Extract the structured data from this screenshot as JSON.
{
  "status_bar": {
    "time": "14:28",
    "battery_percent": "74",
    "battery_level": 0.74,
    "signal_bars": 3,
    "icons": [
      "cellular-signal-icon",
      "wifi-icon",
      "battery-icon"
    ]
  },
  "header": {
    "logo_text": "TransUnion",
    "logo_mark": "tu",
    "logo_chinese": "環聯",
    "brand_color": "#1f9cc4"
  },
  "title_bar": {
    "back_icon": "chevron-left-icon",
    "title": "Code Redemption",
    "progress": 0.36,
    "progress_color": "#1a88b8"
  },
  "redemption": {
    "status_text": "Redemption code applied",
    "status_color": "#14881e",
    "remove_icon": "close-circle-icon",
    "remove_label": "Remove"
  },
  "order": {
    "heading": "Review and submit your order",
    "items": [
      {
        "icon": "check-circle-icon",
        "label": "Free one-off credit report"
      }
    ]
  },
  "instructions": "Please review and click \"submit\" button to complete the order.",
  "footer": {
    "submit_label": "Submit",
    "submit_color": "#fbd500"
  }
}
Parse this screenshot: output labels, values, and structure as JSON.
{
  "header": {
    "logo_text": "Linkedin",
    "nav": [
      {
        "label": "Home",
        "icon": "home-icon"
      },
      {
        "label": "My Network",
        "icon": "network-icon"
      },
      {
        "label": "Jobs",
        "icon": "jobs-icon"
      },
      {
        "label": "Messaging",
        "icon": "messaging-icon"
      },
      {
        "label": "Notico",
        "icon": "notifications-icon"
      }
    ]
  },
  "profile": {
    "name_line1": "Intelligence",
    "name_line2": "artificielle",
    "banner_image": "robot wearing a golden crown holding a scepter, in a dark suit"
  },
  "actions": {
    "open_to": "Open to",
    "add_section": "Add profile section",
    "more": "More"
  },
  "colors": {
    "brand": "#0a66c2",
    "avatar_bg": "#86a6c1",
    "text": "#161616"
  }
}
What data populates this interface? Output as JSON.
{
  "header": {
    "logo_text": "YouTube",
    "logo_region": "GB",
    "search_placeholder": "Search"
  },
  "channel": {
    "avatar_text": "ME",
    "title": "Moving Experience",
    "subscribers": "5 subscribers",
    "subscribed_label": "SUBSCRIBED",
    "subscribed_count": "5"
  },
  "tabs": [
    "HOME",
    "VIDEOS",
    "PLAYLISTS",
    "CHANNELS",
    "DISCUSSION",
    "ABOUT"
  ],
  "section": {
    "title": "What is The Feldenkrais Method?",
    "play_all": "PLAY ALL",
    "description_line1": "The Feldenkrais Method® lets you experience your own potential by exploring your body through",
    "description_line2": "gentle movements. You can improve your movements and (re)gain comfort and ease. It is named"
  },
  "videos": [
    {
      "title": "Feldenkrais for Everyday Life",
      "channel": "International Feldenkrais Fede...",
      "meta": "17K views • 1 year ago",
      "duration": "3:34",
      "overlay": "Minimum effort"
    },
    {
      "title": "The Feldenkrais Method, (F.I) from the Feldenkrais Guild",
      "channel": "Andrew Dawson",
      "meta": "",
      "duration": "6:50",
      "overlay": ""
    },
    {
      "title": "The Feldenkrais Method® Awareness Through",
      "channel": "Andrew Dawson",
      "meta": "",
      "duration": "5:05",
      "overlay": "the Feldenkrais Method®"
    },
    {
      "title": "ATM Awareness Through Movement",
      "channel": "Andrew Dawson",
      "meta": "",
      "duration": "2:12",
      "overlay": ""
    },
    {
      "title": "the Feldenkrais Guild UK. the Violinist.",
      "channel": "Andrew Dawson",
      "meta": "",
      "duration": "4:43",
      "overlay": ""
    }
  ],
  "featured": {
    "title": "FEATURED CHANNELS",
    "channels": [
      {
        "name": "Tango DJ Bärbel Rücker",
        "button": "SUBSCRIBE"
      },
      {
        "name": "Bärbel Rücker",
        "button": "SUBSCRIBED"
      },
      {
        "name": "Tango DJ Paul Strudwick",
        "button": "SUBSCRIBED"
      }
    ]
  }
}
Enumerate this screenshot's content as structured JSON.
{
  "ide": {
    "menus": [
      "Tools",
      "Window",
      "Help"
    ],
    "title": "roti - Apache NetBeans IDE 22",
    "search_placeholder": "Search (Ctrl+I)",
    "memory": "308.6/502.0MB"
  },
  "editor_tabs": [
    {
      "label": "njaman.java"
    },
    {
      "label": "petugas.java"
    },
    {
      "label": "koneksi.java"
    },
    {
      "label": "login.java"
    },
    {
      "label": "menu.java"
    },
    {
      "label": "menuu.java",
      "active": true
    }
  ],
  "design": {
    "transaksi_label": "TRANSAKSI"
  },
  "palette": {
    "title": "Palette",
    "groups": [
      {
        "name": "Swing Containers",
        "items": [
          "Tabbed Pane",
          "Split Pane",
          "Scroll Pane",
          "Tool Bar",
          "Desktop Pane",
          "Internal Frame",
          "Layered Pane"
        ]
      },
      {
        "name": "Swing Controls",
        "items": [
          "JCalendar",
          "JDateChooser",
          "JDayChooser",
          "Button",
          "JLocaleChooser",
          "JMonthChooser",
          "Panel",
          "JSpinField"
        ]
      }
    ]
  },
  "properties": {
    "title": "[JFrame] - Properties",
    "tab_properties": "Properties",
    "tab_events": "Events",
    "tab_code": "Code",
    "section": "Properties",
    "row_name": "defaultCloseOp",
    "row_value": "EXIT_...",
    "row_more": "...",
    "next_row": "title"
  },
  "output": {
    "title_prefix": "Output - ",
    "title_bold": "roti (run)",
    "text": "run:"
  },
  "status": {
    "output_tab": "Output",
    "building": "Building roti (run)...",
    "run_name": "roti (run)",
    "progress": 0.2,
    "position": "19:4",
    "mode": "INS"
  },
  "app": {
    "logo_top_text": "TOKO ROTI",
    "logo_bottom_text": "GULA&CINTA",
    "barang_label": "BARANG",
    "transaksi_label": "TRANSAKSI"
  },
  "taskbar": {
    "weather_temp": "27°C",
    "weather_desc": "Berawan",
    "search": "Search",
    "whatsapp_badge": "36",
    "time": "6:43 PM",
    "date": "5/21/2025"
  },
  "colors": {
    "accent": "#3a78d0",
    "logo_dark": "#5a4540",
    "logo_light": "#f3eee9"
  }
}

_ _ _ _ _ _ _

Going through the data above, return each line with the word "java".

§ Solution to this task
      "label": "njaman.java"
      "label": "petugas.java"
      "label": "koneksi.java"
      "label": "login.java"
      "label": "menu.java"
      "label": "menuu.java",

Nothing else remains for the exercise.